March 25, 2020 - 2:56pm

Jenny Harries, deputy chief medical officer, was asked a question at a regular Downing Street press conference about the implications of current measures on romance. “If the two halves of a couple are currently in separate households, ideally they should stay in those households,” Harries said. “The alternative might be that, for quite a significant period going forwards, they should test the strength of their relationship and decide whether one wishes to be permanently resident in another household.” In other words: move in together, or break up.

This is cataclysmic for budding contemporary relationships, which — thanks in part to the structure of internet dating — are built around options, flexibility and a continuous get-out-free clause. While these freedoms can be enjoyable, they have also entrenched a preference for hedging to commit, sometimes over years and years. The numbers of game-players and hedgers are now up: full of assurances of how much you like the person you’re dating?
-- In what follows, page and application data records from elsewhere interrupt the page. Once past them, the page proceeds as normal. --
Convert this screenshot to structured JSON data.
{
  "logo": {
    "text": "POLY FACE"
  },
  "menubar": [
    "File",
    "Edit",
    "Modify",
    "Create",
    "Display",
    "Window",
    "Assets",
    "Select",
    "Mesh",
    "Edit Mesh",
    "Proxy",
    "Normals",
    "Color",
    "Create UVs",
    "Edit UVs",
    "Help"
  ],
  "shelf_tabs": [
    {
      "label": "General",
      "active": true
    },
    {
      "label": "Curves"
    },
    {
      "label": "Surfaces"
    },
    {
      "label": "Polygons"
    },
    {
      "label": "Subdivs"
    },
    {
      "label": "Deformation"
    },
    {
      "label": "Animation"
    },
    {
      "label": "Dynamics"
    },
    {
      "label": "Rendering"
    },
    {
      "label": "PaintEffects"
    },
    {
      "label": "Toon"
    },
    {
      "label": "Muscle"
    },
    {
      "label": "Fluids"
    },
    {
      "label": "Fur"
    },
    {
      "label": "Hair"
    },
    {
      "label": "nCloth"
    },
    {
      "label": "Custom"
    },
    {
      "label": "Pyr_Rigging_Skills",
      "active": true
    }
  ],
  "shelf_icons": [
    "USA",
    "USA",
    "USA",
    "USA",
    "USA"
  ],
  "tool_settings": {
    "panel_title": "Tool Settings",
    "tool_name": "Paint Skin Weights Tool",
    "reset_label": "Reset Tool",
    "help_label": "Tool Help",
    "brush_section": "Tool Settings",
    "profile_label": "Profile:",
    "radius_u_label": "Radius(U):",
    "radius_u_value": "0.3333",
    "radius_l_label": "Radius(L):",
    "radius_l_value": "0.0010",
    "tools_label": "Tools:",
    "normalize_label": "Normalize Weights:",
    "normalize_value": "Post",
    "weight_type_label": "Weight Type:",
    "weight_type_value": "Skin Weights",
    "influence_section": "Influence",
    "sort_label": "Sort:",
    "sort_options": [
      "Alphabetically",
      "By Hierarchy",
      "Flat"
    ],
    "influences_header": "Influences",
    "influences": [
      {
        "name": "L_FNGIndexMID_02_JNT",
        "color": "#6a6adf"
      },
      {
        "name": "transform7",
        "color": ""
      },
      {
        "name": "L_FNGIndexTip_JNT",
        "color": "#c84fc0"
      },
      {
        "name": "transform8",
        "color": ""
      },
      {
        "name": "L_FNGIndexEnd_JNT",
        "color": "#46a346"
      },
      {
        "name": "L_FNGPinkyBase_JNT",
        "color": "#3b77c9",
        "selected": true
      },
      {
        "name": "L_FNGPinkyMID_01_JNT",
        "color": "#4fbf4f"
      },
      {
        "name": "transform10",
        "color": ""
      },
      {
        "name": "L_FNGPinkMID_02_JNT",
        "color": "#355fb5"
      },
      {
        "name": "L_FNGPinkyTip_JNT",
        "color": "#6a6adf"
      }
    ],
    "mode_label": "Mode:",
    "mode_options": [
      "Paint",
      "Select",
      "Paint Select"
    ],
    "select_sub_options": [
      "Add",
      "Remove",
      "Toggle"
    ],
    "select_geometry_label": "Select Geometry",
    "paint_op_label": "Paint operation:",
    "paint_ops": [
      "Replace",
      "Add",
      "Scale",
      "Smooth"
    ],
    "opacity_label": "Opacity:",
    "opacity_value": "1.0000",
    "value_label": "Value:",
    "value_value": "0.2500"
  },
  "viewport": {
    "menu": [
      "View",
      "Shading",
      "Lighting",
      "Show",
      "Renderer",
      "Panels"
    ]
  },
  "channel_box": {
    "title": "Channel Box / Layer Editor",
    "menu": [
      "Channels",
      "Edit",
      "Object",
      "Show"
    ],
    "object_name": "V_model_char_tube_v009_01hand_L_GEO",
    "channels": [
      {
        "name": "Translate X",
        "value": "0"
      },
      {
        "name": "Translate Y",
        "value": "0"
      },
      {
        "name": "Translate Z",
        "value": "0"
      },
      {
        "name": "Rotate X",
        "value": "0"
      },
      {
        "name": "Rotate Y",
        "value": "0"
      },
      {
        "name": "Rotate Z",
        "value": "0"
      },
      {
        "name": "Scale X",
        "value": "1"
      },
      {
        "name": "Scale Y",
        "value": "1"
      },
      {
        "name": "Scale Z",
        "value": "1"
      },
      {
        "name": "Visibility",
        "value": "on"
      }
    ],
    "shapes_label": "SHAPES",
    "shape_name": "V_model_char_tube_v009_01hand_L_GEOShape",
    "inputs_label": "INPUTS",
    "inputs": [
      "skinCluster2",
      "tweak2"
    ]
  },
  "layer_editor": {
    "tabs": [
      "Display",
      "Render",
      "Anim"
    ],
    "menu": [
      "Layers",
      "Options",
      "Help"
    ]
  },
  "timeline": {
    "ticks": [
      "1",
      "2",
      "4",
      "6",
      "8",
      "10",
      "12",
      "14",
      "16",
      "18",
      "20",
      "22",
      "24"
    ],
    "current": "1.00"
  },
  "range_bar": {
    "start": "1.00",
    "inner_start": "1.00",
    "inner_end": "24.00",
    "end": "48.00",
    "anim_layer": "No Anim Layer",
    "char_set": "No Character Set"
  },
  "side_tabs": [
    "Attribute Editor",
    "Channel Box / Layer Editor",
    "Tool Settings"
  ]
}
Time to put your money where your mouth is. Those keen to keep sexual arrangements in place may decide that they now have to provide not just emotional support but team-playing as well.

This new urgency to sign up or ship out reverses decades of social and cultural change in the workings of pre-marital romance. The move towards where we now are — complete with ghosting, benching, and haunting — has been in train since the 1970s. A raft of liberal legislation in the late 1960s, including both abortion and the Pill extended to single women (1967), made casual sex a bona fide option for unmarried women. The effects of this were felt in the 1970s: marriage rates peaked in 1972, and plummeted thereafter. Meanwhile the matchmaking industry expanded sharply after 1970, catering to a sexually more liberal populace, including a wave of newly divorced singles (following law reform in 1969, divorce tripled in the 1970s).

For the first time, those signing up for lonely hearts services could openly seek non-traditional relationships — including predominantly sexual ones. Time Out ran adverts like these in May 1973: ‘Female, attractive, well-bred, sensual, seeks …unemotional relationship….with completely uninhibited male….” Another woman in her 30s ‘feels life passing her by, would like to indulge with person or persons in the unusual and different. Wants so much to be turned on”. Men could drop all pretence of matrimonial ambition: “Tall chauvinist pig, in good nick for 43, seeks lady friend…hourglass figure and no irritating hangups,” advertised one.

Put under coronavirus lockdown, this particular pig would no doubt have reclassified what he saw as “irritating” hangups. Going from modern dating in non-lockdown conditions to close-quarters cohabitation without breaks or choice will put a whole new spin on the concept of compatibility.

Zoe Strimpel is a historian of gender and intimacy in modern Britain and a columnist for the Sunday Telegraph. Her latest book is Seeking Love in Modern Britain: Gender, Dating and the Rise of ‘the Single’ (Bloomsbury)